When ranking scintillating baseball action, the sacrifice bunt would probably come in slightly ahead of the balk and the walk but well behind the triple and upper-deck home run.
It has, nevertheless, consumed considerable practice time for years in spring training and minor-league ballparks across the country. It has also often been a valuable tool for a team in need of a single run late in games. The sacrifice bunt has also been the action most likely to have some measure of success for a pitcher with a bat in his hands, which is why it is often ordered by a manager.
The truth about the sacrifice bunt as we begin the third decade of the 21st century is that it has become an endangered species. It actually was already endangered in the American League, the longtime home of the designated hitter.
In 2010, Texas led the American League with 53 sacrifice bunts and Toronto was last in the league with 16. A year ago, Cleveland led the league with 40 and the Los Angeles Angels were last with just four. With 15 sacrifice bunts, Los Angeles Dodgers pitcher Clayton Kershaw had more than nine American League teams.
And now, for the first time and likely for the rest of time, the National League also will use the designated hitter this season. That’s sure to mean fewer sacrifice bunts overall, especially since so many analytically driven teams are opposed to the idea anyway.
There is one thing, however, that could save the sacrifice for at least this season.
Baseball’s 2020 extra-inning rule should make the leadoff bunt at least a little bit enticing.
“We talk about it a lot,” Phillies manager Joe Girardi said. “I kind of walk around and ask the coaches their thoughts on it because it’s new for all of us. I know it has happened in the minor leagues, but it’s new for all of us. It’s going to be interesting. I just hope that if we do get into extra innings that we’re the home team every time.”
The rule is this: Once the game goes to extra innings, the batter who made the last out the previous inning begins the inning at second base.
Move him to third with a bunt and there are a long list of ways for him to score.
“I still think the real advantage is being the home team,” Girardi said. “I also think you have to look at each game different depending on who you have left in your bullpen and who is up [at the plate] and that sort of thing.”
Some of that is true and some of that is open for debate.
You’re not going to ask Bryce Harper, Rhys Hoskins, or J.T. Realmuto to bunt when they also have a decent chance of hitting the ball out of the park. Didi Gregorius might fit into that category, too. But being the home team might not be as big of an advantage as Girardi thinks.
During his 10 seasons as Yankees manager, Girardi’s teams went 26-28 at home in extra innings and 31-31 on the road. Having the home-field advantage in extra innings a year ago actually was not an overall advantage. Road teams last season went 106-99 in extra-inning games and they lost only 19 times after scoring first.
That means getting the runner to third with one out via the sacrifice bunt could be a very valuable endeavor in the top half of an extra inning. Sure, the home team will also get to start the inning with a runner at second, but the pressure on the hitter becomes greater if his team is trailing.

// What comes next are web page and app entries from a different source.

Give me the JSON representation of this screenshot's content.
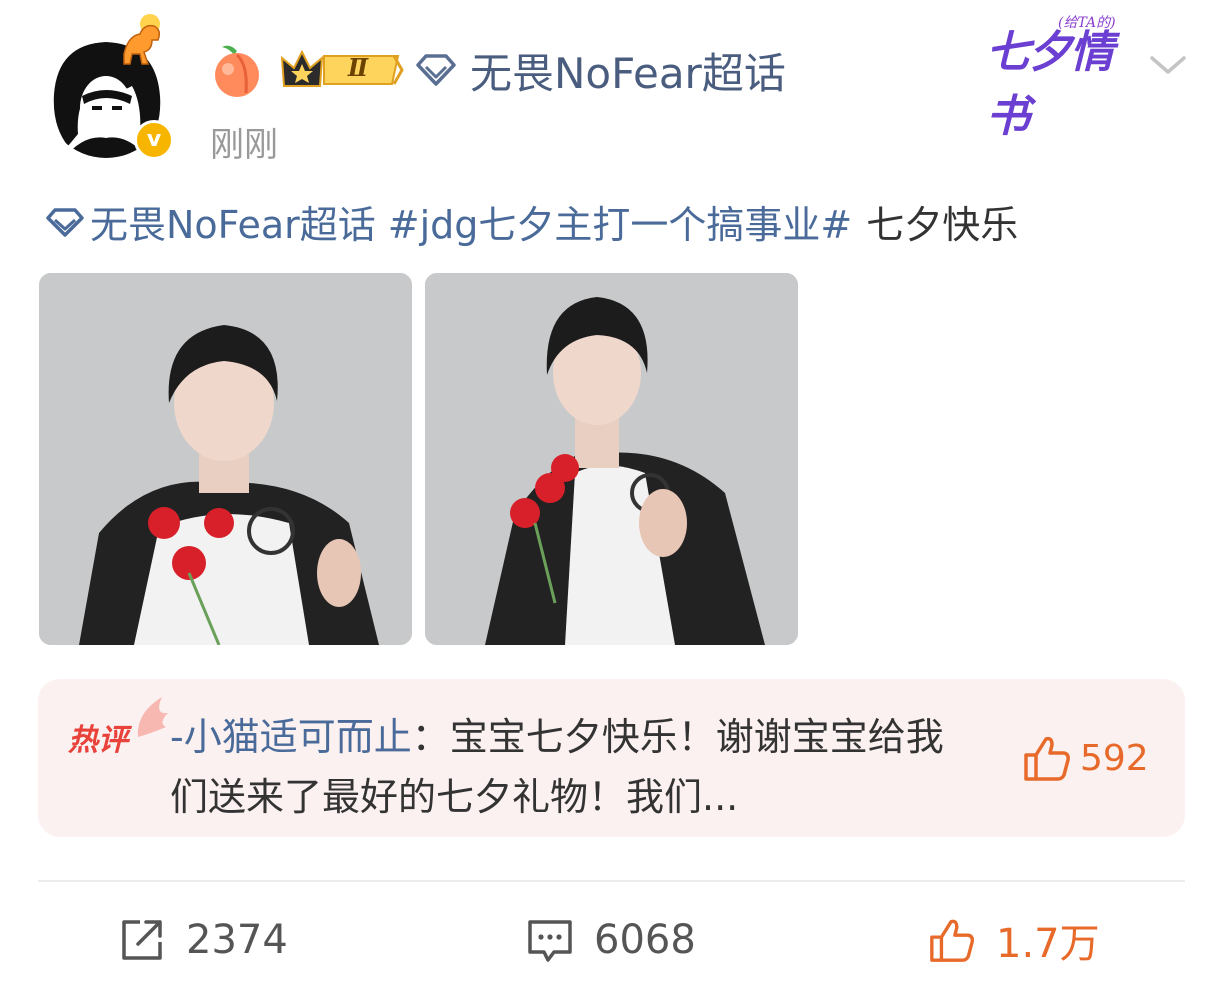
{
  "post": {
    "author": {
      "name": "无畏NoFear超话",
      "vip_level": "Ⅱ",
      "verified_mark": "v"
    },
    "timestamp": "刚刚",
    "campaign": {
      "title": "七夕情书",
      "subtitle": "(给TA的)"
    },
    "content": {
      "topic": "无畏NoFear超话",
      "hashtag": "#jdg七夕主打一个搞事业#",
      "text": "七夕快乐"
    },
    "photos": [
      {
        "name": "photo-1"
      },
      {
        "name": "photo-2"
      }
    ]
  },
  "hot_comment": {
    "label": "热评",
    "commenter": "-小猫适可而止",
    "separator": "：",
    "text": "宝宝七夕快乐！谢谢宝宝给我们送来了最好的七夕礼物！我们...",
    "likes": "592"
  },
  "actions": {
    "repost_count": "2374",
    "comment_count": "6068",
    "like_count": "1.7万"
  },
  "colors": {
    "link": "#4a6b9a",
    "accent_orange": "#e86a2a",
    "hot_red": "#e8423a",
    "comment_bg": "#fbf1f0"
  },
  "icons": [
    "horse-icon",
    "verified-badge",
    "peach-icon",
    "crown-icon",
    "diamond-icon",
    "chevron-down-icon",
    "thumbs-up-icon",
    "repost-icon",
    "comment-icon"
  ]
}
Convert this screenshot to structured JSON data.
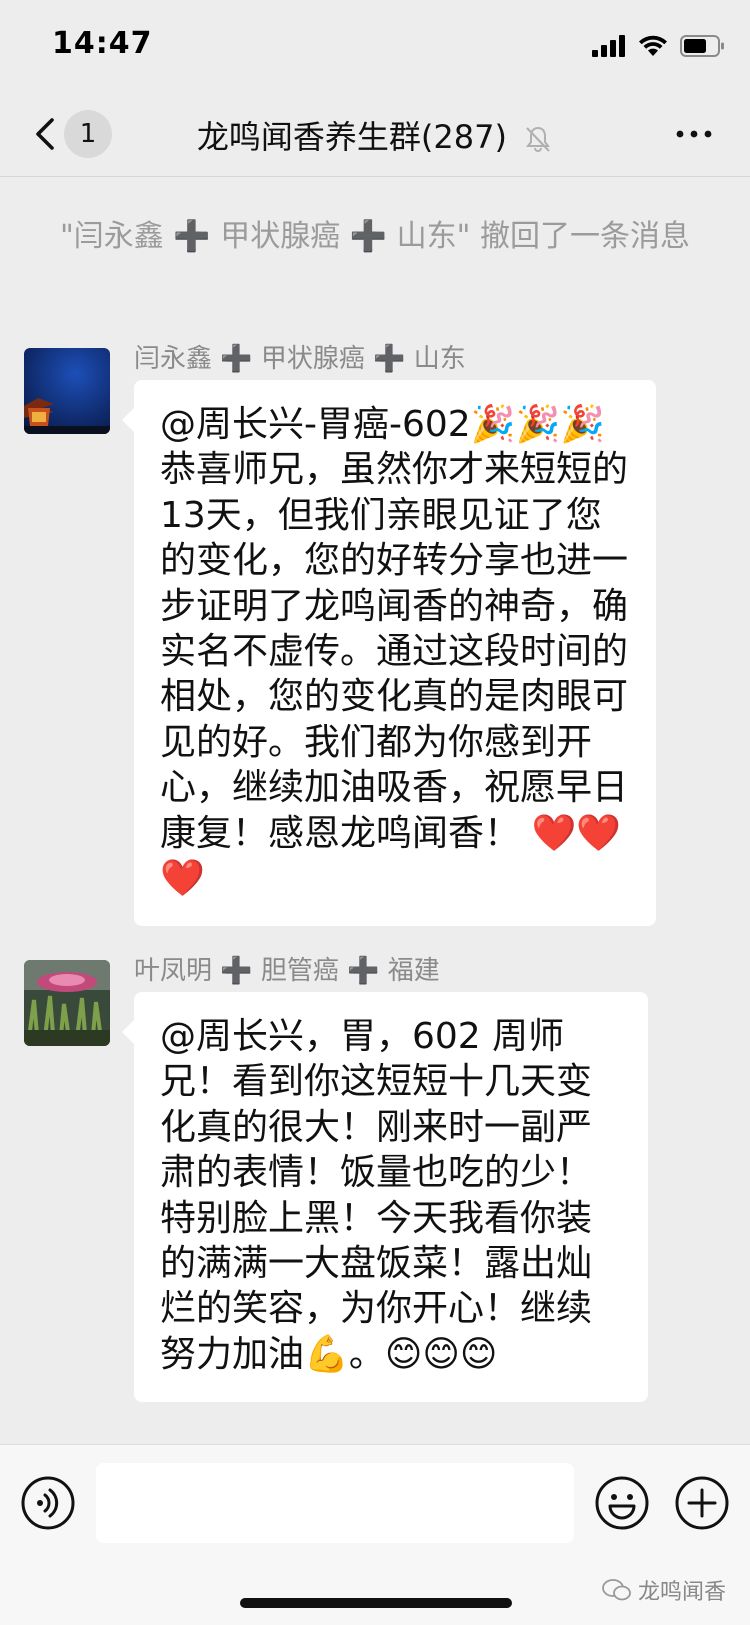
{
  "status_bar": {
    "time": "14:47"
  },
  "header": {
    "unread_count": "1",
    "title": "龙鸣闻香养生群(287)"
  },
  "system_notice": "\"闫永鑫 ➕ 甲状腺癌 ➕ 山东\" 撤回了一条消息",
  "messages": [
    {
      "sender": "闫永鑫 ➕ 甲状腺癌 ➕ 山东",
      "text": "@周长兴-胃癌-602🎉🎉🎉 恭喜师兄，虽然你才来短短的13天，但我们亲眼见证了您的变化，您的好转分享也进一步证明了龙鸣闻香的神奇，确实名不虚传。通过这段时间的相处，您的变化真的是肉眼可见的好。我们都为你感到开心，继续加油吸香，祝愿早日康复！感恩龙鸣闻香！ ❤️❤️❤️"
    },
    {
      "sender": "叶凤明 ➕ 胆管癌 ➕ 福建",
      "text": "@周长兴，胃，602 周师兄！看到你这短短十几天变化真的很大！刚来时一副严肃的表情！饭量也吃的少！特别脸上黑！今天我看你装的满满一大盘饭菜！露出灿烂的笑容，为你开心！继续努力加油💪。😊😊😊"
    }
  ],
  "input_bar": {
    "placeholder": ""
  },
  "watermark": "龙鸣闻香",
  "colors": {
    "background": "#ededed",
    "bubble": "#ffffff",
    "notice_text": "#9b9b9b",
    "sender_text": "#8a8a8a"
  }
}
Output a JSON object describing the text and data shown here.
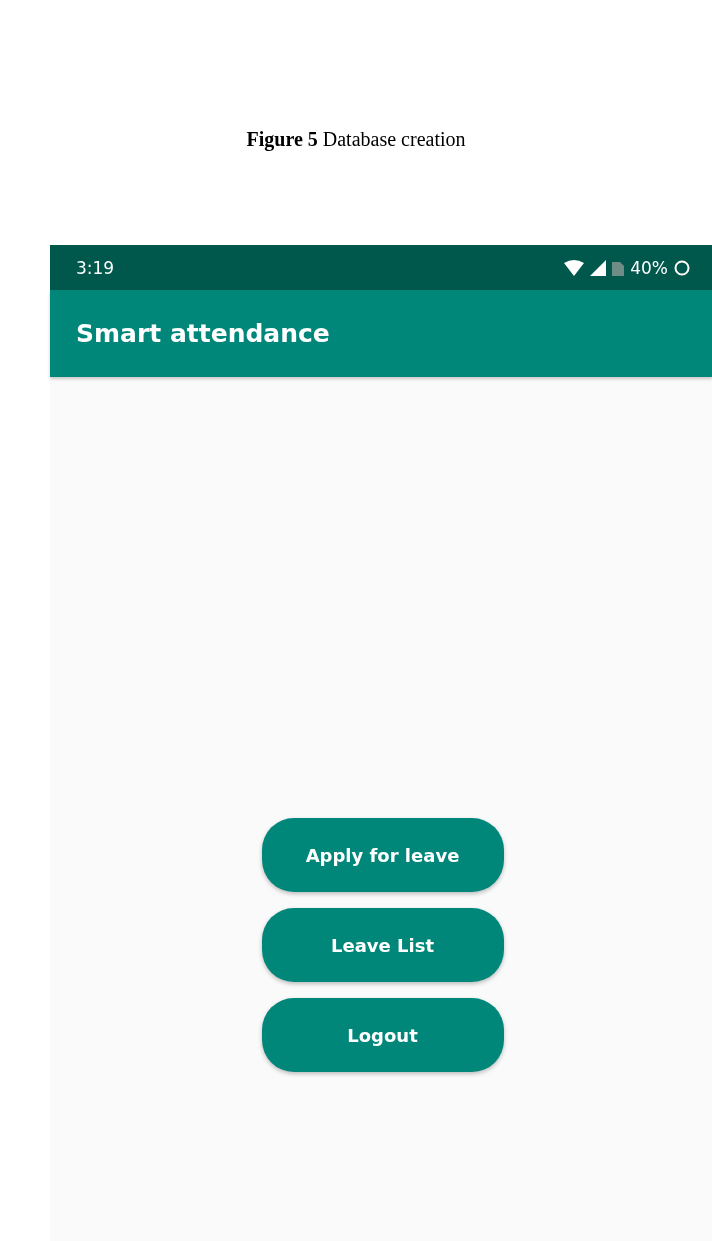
{
  "caption": {
    "number": "Figure 5",
    "text": "Database creation"
  },
  "status_bar": {
    "time": "3:19",
    "battery": "40%"
  },
  "app_bar": {
    "title": "Smart attendance"
  },
  "buttons": [
    "Apply for leave",
    "Leave List",
    "Logout"
  ]
}
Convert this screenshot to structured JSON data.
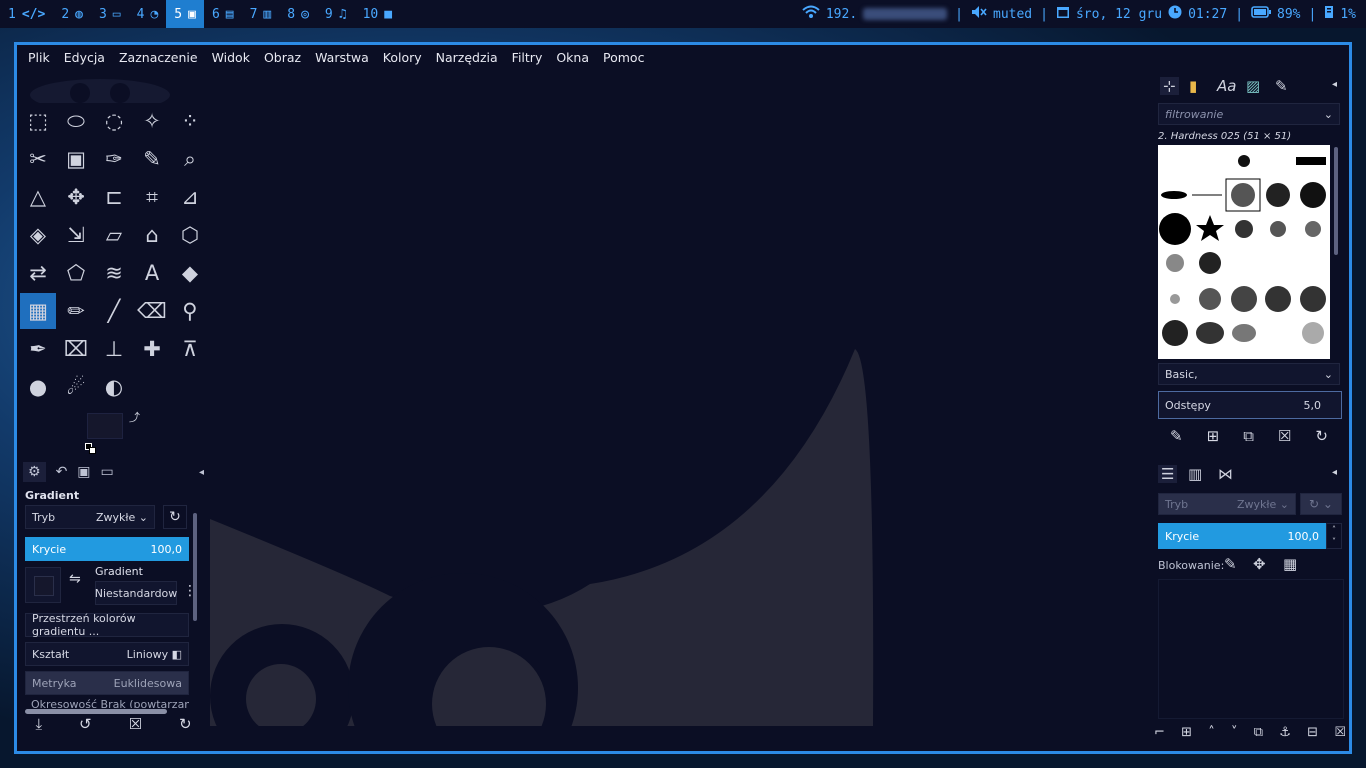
{
  "topbar": {
    "workspaces": [
      {
        "num": "1",
        "icon": "code-icon"
      },
      {
        "num": "2",
        "icon": "globe-icon"
      },
      {
        "num": "3",
        "icon": "folder-icon"
      },
      {
        "num": "4",
        "icon": "chat-icon"
      },
      {
        "num": "5",
        "icon": "image-icon",
        "active": true
      },
      {
        "num": "6",
        "icon": "document-icon"
      },
      {
        "num": "7",
        "icon": "book-icon"
      },
      {
        "num": "8",
        "icon": "gamepad-icon"
      },
      {
        "num": "9",
        "icon": "music-icon"
      },
      {
        "num": "10",
        "icon": "video-icon"
      }
    ],
    "network": "192.",
    "volume": "muted",
    "date": "śro, 12 gru",
    "time": "01:27",
    "battery": "89%",
    "disk": "1%"
  },
  "menubar": [
    "Plik",
    "Edycja",
    "Zaznaczenie",
    "Widok",
    "Obraz",
    "Warstwa",
    "Kolory",
    "Narzędzia",
    "Filtry",
    "Okna",
    "Pomoc"
  ],
  "tool_options": {
    "title": "Gradient",
    "mode_label": "Tryb",
    "mode_value": "Zwykłe",
    "opacity_label": "Krycie",
    "opacity_value": "100,0",
    "gradient_label": "Gradient",
    "gradient_value": "Niestandardow",
    "colorspace": "Przestrzeń kolorów gradientu ...",
    "shape_label": "Kształt",
    "shape_value": "Liniowy",
    "metric_label": "Metryka",
    "metric_value": "Euklidesowa",
    "repeat_partial": "Okresowość   Brak (powtarzanie)"
  },
  "brushes": {
    "filter_placeholder": "filtrowanie",
    "selected": "2. Hardness 025 (51 × 51)",
    "tag": "Basic,",
    "spacing_label": "Odstępy",
    "spacing_value": "5,0"
  },
  "layers": {
    "mode_label": "Tryb",
    "mode_value": "Zwykłe",
    "opacity_label": "Krycie",
    "opacity_value": "100,0",
    "lock_label": "Blokowanie:"
  }
}
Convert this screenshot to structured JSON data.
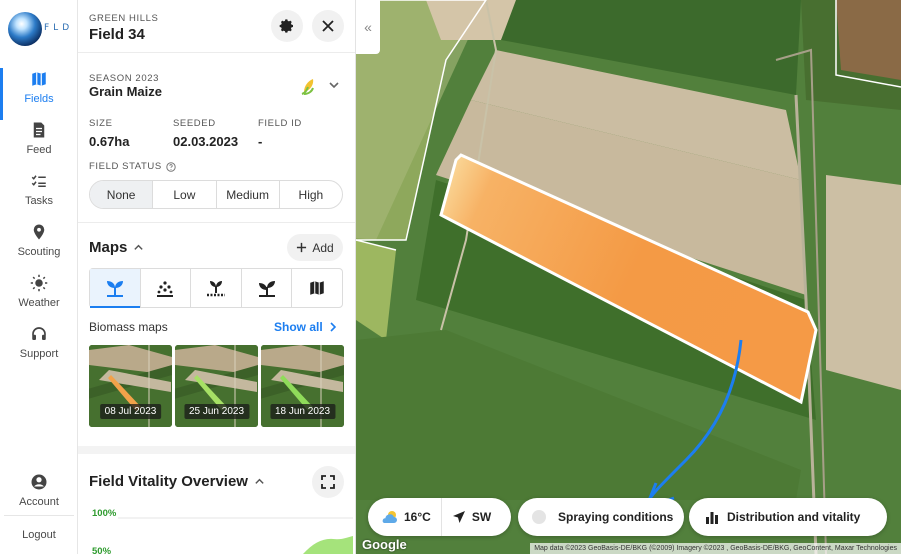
{
  "brand": {
    "wordmark": "FLD"
  },
  "nav": {
    "items": [
      {
        "label": "Fields",
        "icon": "map-icon",
        "active": true
      },
      {
        "label": "Feed",
        "icon": "document-icon"
      },
      {
        "label": "Tasks",
        "icon": "checklist-icon"
      },
      {
        "label": "Scouting",
        "icon": "pin-icon"
      },
      {
        "label": "Weather",
        "icon": "sun-icon"
      },
      {
        "label": "Support",
        "icon": "headset-icon"
      }
    ],
    "account_label": "Account",
    "logout_label": "Logout"
  },
  "field": {
    "farm": "GREEN HILLS",
    "name": "Field 34",
    "season_label": "SEASON 2023",
    "crop": "Grain Maize",
    "stats": [
      {
        "key": "SIZE",
        "value": "0.67ha"
      },
      {
        "key": "SEEDED",
        "value": "02.03.2023"
      },
      {
        "key": "FIELD ID",
        "value": "-"
      }
    ],
    "status_label": "FIELD STATUS",
    "status_options": [
      "None",
      "Low",
      "Medium",
      "High"
    ],
    "status_selected": "None"
  },
  "maps": {
    "title": "Maps",
    "add_label": "Add",
    "tabs": [
      "biomass-icon",
      "seeding-icon",
      "soil-icon",
      "yield-icon",
      "fieldmap-icon"
    ],
    "selected_tab": 0,
    "biomass_title": "Biomass maps",
    "show_all_label": "Show all",
    "thumbnails": [
      {
        "date": "08 Jul 2023",
        "color": "#f2a24a"
      },
      {
        "date": "25 Jun 2023",
        "color": "#a6e065"
      },
      {
        "date": "18 Jun 2023",
        "color": "#8fdc5a"
      }
    ]
  },
  "vitality": {
    "title": "Field Vitality Overview",
    "axis_top": "100%",
    "axis_second": "50%"
  },
  "map": {
    "weather_temp": "16°C",
    "wind_dir": "SW",
    "spraying_label": "Spraying conditions",
    "distribution_label": "Distribution and vitality",
    "google_label": "Google",
    "attribution": "Map data ©2023 GeoBasis-DE/BKG (©2009) Imagery ©2023 , GeoBasis-DE/BKG, GeoContent, Maxar Technologies",
    "accent": "#1c7ef0",
    "field_overlay_color": "#f39a3c"
  }
}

In research of every extra-inning game from a year ago, it was rare to find instances where the home team was willing to use the sacrifice bunt to move a runner into scoring position. The road team almost never used the sacrifice bunt, and that made sense.
That will probably still be the way things go in 2020, but Girardi, who was considered a master of the sacrifice bunt during his career, said he will at least consider moving the runner to third to start the top half of an extra inning.
“I think you have to think about it,” Girardi said. “We’ve had guys practice bunting -- guys we would anticipate that might bunt in a situation like that. The hard thing about bunting today is the [velocity] in the game. It makes it really difficult and you get into those late-inning [pitchers] and it can be really difficult. It’s something we are going to have to take each game separate and evaluate all the parameters we have in front of us and make the best decision.”